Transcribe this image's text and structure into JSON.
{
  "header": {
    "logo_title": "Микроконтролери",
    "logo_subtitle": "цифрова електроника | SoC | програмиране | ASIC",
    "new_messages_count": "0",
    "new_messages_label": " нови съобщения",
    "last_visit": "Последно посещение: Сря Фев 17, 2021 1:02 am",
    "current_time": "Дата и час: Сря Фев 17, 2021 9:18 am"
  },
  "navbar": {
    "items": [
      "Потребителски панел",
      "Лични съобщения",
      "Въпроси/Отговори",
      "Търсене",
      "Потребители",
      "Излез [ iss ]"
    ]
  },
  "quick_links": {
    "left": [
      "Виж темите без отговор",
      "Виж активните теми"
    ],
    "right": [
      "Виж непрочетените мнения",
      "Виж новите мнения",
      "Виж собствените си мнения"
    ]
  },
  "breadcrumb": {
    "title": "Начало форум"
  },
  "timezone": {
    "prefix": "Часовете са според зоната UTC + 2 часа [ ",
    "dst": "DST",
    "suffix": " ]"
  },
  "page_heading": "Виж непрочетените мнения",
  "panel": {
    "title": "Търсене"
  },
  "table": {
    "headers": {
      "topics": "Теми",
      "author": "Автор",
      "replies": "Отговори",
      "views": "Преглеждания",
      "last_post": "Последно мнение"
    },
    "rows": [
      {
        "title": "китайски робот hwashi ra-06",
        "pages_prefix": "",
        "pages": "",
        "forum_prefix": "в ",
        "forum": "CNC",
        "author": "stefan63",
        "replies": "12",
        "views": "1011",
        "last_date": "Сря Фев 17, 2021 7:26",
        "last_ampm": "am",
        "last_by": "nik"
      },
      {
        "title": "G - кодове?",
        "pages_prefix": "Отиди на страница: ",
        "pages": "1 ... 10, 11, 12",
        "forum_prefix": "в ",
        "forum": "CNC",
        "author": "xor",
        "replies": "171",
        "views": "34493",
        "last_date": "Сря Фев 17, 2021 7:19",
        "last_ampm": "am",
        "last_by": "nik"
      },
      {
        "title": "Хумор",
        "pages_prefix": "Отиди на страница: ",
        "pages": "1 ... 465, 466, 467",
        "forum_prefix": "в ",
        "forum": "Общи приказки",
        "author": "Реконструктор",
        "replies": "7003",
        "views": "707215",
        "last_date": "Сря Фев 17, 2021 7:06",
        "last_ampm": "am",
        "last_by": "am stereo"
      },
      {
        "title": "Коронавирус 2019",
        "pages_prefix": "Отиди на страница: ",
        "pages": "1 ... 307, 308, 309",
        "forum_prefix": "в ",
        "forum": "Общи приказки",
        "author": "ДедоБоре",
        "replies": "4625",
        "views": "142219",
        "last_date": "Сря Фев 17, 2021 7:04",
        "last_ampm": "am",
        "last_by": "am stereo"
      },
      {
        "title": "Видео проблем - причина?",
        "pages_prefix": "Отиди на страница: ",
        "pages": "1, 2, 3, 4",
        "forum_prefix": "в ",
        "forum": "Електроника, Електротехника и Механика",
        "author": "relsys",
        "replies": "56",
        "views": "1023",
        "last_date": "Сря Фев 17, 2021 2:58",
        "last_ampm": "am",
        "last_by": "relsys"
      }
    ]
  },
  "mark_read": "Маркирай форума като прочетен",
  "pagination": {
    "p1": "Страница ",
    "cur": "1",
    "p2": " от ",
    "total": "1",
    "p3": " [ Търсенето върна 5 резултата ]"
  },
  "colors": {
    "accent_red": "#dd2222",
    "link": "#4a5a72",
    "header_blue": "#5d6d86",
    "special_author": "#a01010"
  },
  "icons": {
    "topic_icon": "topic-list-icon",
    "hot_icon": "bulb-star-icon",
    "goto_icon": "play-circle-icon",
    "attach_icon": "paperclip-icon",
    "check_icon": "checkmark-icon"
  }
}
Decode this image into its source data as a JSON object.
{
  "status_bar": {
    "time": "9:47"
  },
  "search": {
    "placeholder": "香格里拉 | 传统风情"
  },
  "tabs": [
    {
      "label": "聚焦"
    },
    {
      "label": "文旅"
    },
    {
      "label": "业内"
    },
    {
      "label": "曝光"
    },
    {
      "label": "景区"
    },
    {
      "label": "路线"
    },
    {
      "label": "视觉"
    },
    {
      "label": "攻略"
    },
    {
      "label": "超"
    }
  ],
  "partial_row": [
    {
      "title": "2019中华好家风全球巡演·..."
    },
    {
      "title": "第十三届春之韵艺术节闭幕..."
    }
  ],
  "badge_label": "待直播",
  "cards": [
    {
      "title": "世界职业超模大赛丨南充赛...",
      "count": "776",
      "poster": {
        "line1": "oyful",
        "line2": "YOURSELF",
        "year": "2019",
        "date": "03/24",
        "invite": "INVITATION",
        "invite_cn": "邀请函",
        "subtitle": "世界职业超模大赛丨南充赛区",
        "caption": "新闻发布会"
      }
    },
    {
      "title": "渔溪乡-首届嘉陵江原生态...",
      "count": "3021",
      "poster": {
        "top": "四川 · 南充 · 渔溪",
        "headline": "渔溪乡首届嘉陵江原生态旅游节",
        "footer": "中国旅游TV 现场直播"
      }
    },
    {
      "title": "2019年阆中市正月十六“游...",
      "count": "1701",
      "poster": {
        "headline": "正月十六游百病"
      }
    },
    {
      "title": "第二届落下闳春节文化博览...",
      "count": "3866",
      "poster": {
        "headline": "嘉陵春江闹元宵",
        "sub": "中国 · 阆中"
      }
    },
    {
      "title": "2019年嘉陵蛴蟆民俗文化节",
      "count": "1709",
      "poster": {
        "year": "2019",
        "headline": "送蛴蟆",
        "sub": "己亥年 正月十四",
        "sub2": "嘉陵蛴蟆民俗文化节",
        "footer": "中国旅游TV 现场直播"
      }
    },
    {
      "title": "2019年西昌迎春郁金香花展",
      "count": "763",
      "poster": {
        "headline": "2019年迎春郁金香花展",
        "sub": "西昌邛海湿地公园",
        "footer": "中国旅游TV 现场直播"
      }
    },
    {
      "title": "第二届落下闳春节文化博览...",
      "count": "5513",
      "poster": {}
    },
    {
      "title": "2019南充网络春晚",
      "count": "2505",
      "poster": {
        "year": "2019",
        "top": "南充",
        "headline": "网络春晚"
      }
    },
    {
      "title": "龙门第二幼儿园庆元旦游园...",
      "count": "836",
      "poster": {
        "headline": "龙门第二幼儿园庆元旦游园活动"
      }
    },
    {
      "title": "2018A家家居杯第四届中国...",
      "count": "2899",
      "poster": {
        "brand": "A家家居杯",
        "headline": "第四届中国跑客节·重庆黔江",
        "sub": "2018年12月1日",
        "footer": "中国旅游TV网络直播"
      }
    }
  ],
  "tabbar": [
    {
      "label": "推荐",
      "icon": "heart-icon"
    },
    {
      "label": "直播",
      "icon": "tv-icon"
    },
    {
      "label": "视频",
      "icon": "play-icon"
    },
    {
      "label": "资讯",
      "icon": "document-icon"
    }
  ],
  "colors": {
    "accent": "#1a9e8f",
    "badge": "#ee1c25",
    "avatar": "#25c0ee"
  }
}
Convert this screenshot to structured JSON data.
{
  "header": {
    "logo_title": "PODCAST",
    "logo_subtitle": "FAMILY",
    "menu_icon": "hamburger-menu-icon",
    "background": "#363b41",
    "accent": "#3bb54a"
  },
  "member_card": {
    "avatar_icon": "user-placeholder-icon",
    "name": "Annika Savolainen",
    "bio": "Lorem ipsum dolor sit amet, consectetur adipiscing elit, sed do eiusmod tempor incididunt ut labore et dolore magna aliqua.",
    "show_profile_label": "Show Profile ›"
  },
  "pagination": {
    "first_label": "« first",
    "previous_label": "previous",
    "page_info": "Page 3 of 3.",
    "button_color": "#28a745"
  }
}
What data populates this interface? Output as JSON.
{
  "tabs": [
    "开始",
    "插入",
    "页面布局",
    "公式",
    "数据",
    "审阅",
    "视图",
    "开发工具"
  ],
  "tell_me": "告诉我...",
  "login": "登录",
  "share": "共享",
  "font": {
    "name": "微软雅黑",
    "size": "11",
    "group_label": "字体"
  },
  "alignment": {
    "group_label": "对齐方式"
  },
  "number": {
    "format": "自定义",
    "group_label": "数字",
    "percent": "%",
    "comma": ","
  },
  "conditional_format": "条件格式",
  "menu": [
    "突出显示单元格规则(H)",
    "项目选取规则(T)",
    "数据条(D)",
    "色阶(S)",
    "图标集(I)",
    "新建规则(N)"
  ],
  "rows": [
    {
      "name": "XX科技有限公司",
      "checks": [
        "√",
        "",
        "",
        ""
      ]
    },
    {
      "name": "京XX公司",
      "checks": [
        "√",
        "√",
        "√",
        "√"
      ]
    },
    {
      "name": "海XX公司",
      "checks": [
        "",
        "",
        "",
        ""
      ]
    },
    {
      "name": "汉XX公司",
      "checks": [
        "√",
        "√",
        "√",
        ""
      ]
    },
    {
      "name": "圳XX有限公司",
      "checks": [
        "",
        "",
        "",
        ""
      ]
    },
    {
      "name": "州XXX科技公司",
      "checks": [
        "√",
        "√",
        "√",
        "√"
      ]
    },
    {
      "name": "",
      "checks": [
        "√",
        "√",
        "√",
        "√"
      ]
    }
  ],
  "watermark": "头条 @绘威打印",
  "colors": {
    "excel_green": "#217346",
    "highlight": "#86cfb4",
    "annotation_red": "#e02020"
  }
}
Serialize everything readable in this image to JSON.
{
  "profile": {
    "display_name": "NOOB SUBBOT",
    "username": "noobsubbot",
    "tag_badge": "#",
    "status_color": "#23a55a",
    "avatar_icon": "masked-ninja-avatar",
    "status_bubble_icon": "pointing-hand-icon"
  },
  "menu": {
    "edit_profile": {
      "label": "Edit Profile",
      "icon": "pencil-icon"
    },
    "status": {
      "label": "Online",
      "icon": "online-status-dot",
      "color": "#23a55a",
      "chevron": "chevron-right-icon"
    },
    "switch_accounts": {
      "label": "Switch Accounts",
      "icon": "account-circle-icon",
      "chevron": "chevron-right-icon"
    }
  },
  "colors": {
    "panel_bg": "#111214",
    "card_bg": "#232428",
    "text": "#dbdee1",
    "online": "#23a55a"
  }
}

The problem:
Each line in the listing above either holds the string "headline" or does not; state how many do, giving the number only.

Reply:
8